For a number of years, I had been looking for an antique VW Beetle, but those I found were in too much need of restoring for me to undertake.
My good friend Stephen Sollows, who owns two early 1930s Buick Coupes, knew of my interest in VW Bugs and joined the search. It was Sollows who located the 1973 VW Super Beetle in Advocate Harbour and offered to go with me to look it over… an offer I could not refuse.
On February 15 of 2020, a very cold day, we left West Pubnico at seven a.m. and headed up Parrsboro way. The Beetle was owned by a lady by the name of Mary Feetham.
After Stephen, the VW Beetle connoisseur, looked it over, we decided that we would not find a better one. I settled on a price and paid the lady, but being late afternoon, we ‘hightailed’ it for home before a forecast snowstorm for next day blocked our exit.
Due to bad weather we had to wait three weeks for a return trip to bring the now-fifty-year-old antique car home.
This time we left with tools, bicycle pumps to add air to the tires, plus a few spare parts for minor repairs. While we travelled there on clear, good roads, we met winter after passing Parrsboro and an ice-covered driveway welcomed us where the VW Bug was being stored.

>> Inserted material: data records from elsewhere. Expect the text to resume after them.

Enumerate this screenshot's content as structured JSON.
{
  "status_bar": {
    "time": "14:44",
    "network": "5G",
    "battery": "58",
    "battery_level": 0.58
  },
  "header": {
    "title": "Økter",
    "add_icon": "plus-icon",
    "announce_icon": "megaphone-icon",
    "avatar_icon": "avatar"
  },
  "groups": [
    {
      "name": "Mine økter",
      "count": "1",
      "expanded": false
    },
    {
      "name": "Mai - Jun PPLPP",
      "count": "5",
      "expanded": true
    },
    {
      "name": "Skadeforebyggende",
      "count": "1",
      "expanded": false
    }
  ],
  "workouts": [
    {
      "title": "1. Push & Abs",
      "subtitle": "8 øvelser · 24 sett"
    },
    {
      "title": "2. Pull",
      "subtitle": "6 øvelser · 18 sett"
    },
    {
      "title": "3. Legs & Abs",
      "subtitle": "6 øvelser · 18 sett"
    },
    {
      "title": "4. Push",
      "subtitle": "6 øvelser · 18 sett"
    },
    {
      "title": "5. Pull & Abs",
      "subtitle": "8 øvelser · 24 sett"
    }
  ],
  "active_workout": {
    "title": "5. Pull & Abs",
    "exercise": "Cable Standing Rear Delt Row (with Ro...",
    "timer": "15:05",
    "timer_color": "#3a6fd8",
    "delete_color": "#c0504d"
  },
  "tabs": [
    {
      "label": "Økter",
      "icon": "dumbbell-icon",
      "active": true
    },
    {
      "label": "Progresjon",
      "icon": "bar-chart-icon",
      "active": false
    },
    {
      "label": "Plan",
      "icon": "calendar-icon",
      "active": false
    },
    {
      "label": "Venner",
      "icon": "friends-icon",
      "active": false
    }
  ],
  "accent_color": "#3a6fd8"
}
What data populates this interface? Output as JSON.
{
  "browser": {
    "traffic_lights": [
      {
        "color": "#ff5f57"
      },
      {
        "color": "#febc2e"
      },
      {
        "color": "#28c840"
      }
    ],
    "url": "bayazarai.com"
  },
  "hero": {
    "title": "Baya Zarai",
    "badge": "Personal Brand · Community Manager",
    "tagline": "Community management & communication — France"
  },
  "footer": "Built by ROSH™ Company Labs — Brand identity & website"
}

We did our work in a hurry. Stephen, who has taken VW Bugs apart many times, and put them back together successfully, drove the car out of the icy driveway while I followed with my Honda HR-V for a two-hour drive to Truro. At the Parrsboro service station, we stopped for gasoline and a man there wanted to buy the VW Bug, he was surprised that a car in such good shape existed so close to his home.
I can honestly say that I enjoyed following Stephen driving my 1973 VW Super Beetle through those big hills and curves leading out of Advocate Harbour.
I was happy to find out that the VW heater was working fine and Stephen could drive in relative comfort. I was also wondering if we could make it home without any breakdowns. After all, the veteran motorcar was crowding the half-century mark.
Thanks to Stephen Sollows with his knowledge and expertise of VW Beetles, after an overnight stay in Truro, we drove to West Pubnico without any problems at all.
Here are the five previous owners of the 1973 Volkswagen Super Beetle
First owner: 1972 Margaret Anne MacNeil, Halifax, N.S.
Second owner: c. 1990 Harry Chapman, Port Elgin, N.B.
Third Owner: 2014 Terrence Aurele Gaudet of Memramcook, N.B.
Fourth Owner: 2016 Michael Wood of St. John, N.B.
Fifth owner: 2017 Mary Feetham of Advocate Harbour, N.S.
Sixth owner: February 15, 2020 – me, Laurent d’Entremont, West Pubnico, N.S.
Interesting fact: Terry Gaudet, the third owner, got the car’s ‘Birth Certificate’ from Germany. The Little Beetle was built on August 31, 1972 and delivered to a dealer at St. John N.B. on September 15 , 1972.
The car has 60 HP, weighs approximately 1,700 pounds (771 kg) and is 13 Feet long (4 m).